The relocation of birds is further complicated by the need to enforce a bird-free zone in the direct vicinity of the airport in order to reduce birdstrikes, which have the potential to down aircraft. Birdstrikes were to blame for the air crash in New York in January 2009, in which the pilot of a plane leaving La Guardia airport was forced to conduct an emergency landing in the Hudson River after at least one bird was sucked into an engine.
Capacity served elsewhere
There is also a convincing argument that capacity problems within the UK could be alleviated by a number of major airports up and down the country, including Birmingham and Manchester, which have the potential for expansion should the need arise. Birmingham Airport in particular is already the target of expansion plans which would see its capacity rise to a Gatwick-esque 25 million passengers per year.
Birmingham will also open a longer runway, expected to be completed in 2013, which will see the airport capable of catering for aircraft from destinations across the world.
Department for Transport projections, announced in December 2011, forecast that the number of passengers using the UK's airports could reach 540 million a year by 2040, ahead of the 2008 figure of 372 million, with Manchester Airport passenger numbers expected to almost double to 56 million a year.
Both Birmingham and Manchester airports would also benefit from the forthcoming High Speed Two rail link, which would link Manchester and Birmingham with London, with the Birmingham Interchange also including a direct link to the airport as part of the HS2 investment.

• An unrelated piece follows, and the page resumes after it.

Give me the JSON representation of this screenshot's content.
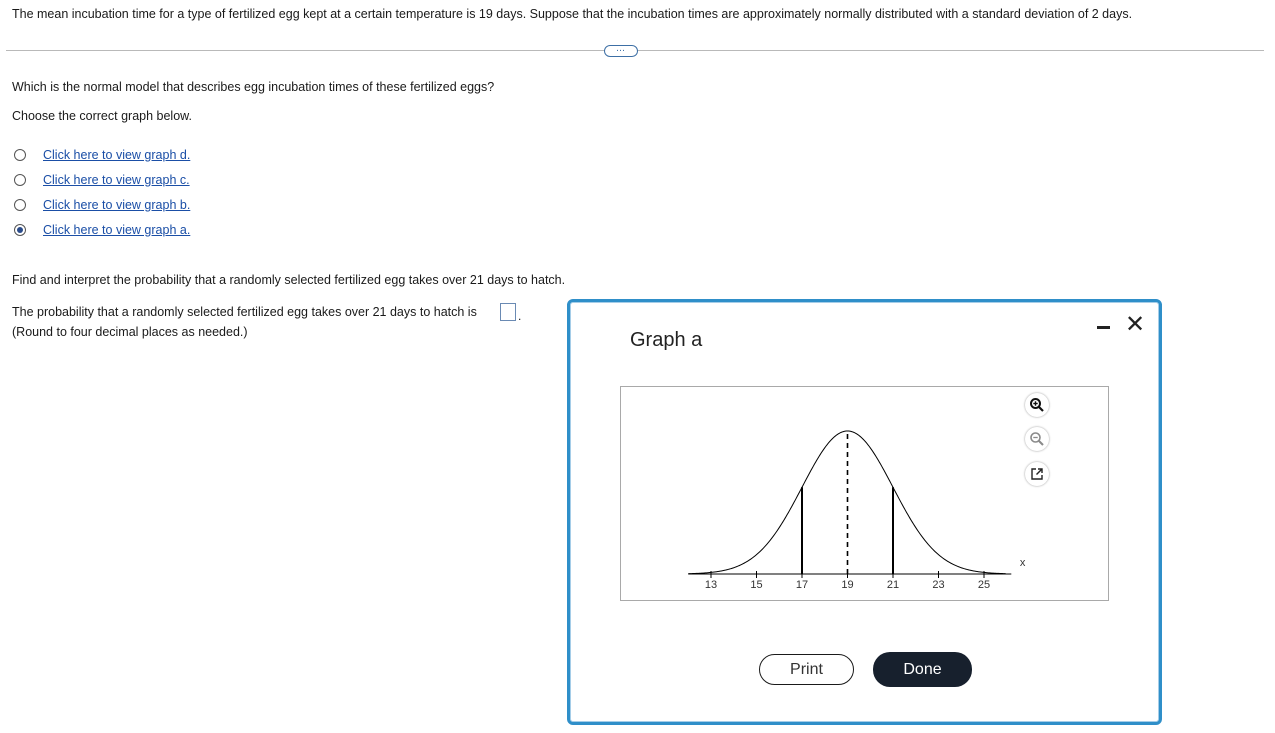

Expanding airports such as Birmingham and Manchester, while potentially lucrative for the economy, could incense residents in the densely populated cities due to the inevitable rise in traffic and noise pollution. Lord Foster has also expressed unease at the thought of enhancing existing infrastructure, citing his belief that the problems associated with capacity cannot simply be solved by patching up ageing airports.